(SOURCE DATA Opens)

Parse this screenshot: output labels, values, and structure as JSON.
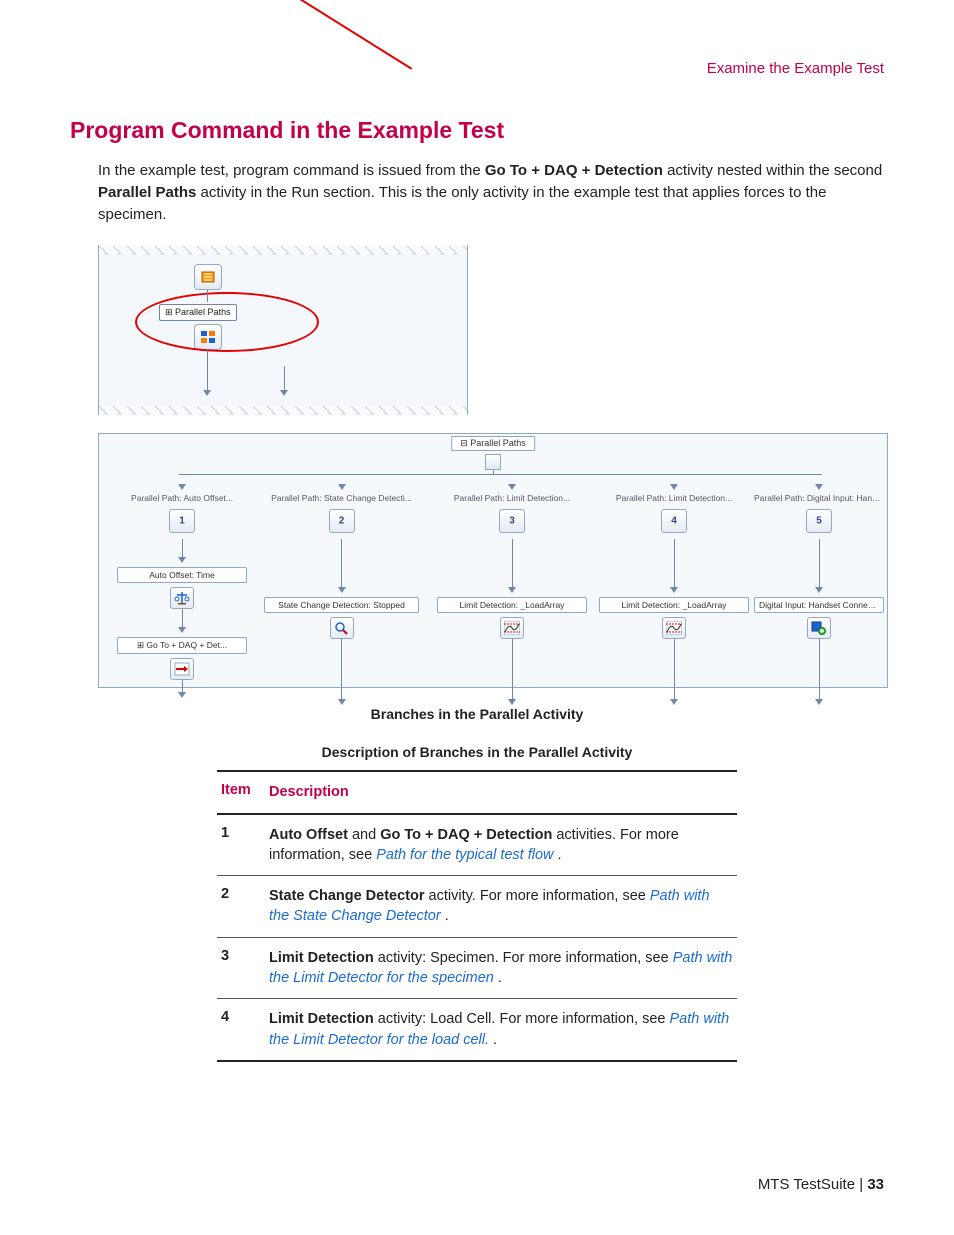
{
  "header": {
    "section": "Examine the Example Test"
  },
  "h1": "Program Command in the Example Test",
  "intro": {
    "t1": "In the example test, program command is issued from the ",
    "b1": "Go To + DAQ + Detection",
    "t2": " activity nested within the second ",
    "b2": "Parallel Paths",
    "t3": " activity in the Run section. This is the only activity in the example test that applies forces to the specimen."
  },
  "fig_upper": {
    "pp_label": "⊞ Parallel Paths"
  },
  "fig_lower": {
    "pp_header": "⊟ Parallel Paths",
    "col1_lbl": "Parallel Path: Auto Offset...",
    "col1_act1": "Auto Offset: Time",
    "col1_act2": "⊞ Go To + DAQ + Det...",
    "col2_lbl": "Parallel Path: State Change Detecti...",
    "col2_act": "State Change Detection: Stopped",
    "col3_lbl": "Parallel Path: Limit Detection...",
    "col3_act": "Limit Detection: _LoadArray",
    "col4_lbl": "Parallel Path: Limit Detection...",
    "col4_act": "Limit Detection: _LoadArray",
    "col5_lbl": "Parallel Path: Digital Input: Handset C...",
    "col5_act": "Digital Input: Handset Connected..."
  },
  "caption1": "Branches in the Parallel Activity",
  "caption2": "Description of Branches in the Parallel Activity",
  "table": {
    "head_item": "Item",
    "head_desc": "Description",
    "rows": [
      {
        "num": "1",
        "b1": "Auto Offset",
        "t1": " and ",
        "b2": "Go To + DAQ + Detection",
        "t2": " activities. For more information, see ",
        "link": "Path for the typical test flow",
        "t3": "  ."
      },
      {
        "num": "2",
        "b1": "State Change Detector",
        "t1": " activity. For more information, see ",
        "link": "Path with the State Change Detector",
        "t3": "  ."
      },
      {
        "num": "3",
        "b1": "Limit Detection",
        "t1": " activity: Specimen. For more information, see ",
        "link": "Path with the Limit Detector for the specimen",
        "t3": "  ."
      },
      {
        "num": "4",
        "b1": "Limit Detection",
        "t1": " activity: Load Cell. For more information, see ",
        "link": "Path with the Limit Detector for the load cell.",
        "t3": "  ."
      }
    ]
  },
  "footer": {
    "product": "MTS TestSuite",
    "sep": " | ",
    "page": "33"
  }
}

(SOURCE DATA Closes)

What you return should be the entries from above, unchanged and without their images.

▶ _YOUR RESPONSE_
Parse this screenshot: output labels, values, and structure as JSON.
{
  "header": {
    "section": "Examine the Example Test"
  },
  "h1": "Program Command in the Example Test",
  "intro": {
    "t1": "In the example test, program command is issued from the ",
    "b1": "Go To + DAQ + Detection",
    "t2": " activity nested within the second ",
    "b2": "Parallel Paths",
    "t3": " activity in the Run section. This is the only activity in the example test that applies forces to the specimen."
  },
  "fig_upper": {
    "pp_label": "⊞ Parallel Paths"
  },
  "fig_lower": {
    "pp_header": "⊟ Parallel Paths",
    "col1_lbl": "Parallel Path: Auto Offset...",
    "col1_act1": "Auto Offset: Time",
    "col1_act2": "⊞ Go To + DAQ + Det...",
    "col2_lbl": "Parallel Path: State Change Detecti...",
    "col2_act": "State Change Detection: Stopped",
    "col3_lbl": "Parallel Path: Limit Detection...",
    "col3_act": "Limit Detection: _LoadArray",
    "col4_lbl": "Parallel Path: Limit Detection...",
    "col4_act": "Limit Detection: _LoadArray",
    "col5_lbl": "Parallel Path: Digital Input: Handset C...",
    "col5_act": "Digital Input: Handset Connected..."
  },
  "caption1": "Branches in the Parallel Activity",
  "caption2": "Description of Branches in the Parallel Activity",
  "table": {
    "head_item": "Item",
    "head_desc": "Description",
    "rows": [
      {
        "num": "1",
        "b1": "Auto Offset",
        "t1": " and ",
        "b2": "Go To + DAQ + Detection",
        "t2": " activities. For more information, see ",
        "link": "Path for the typical test flow",
        "t3": "  ."
      },
      {
        "num": "2",
        "b1": "State Change Detector",
        "t1": " activity. For more information, see ",
        "link": "Path with the State Change Detector",
        "t3": "  ."
      },
      {
        "num": "3",
        "b1": "Limit Detection",
        "t1": " activity: Specimen. For more information, see ",
        "link": "Path with the Limit Detector for the specimen",
        "t3": "  ."
      },
      {
        "num": "4",
        "b1": "Limit Detection",
        "t1": " activity: Load Cell. For more information, see ",
        "link": "Path with the Limit Detector for the load cell.",
        "t3": "  ."
      }
    ]
  },
  "footer": {
    "product": "MTS TestSuite",
    "sep": " | ",
    "page": "33"
  }
}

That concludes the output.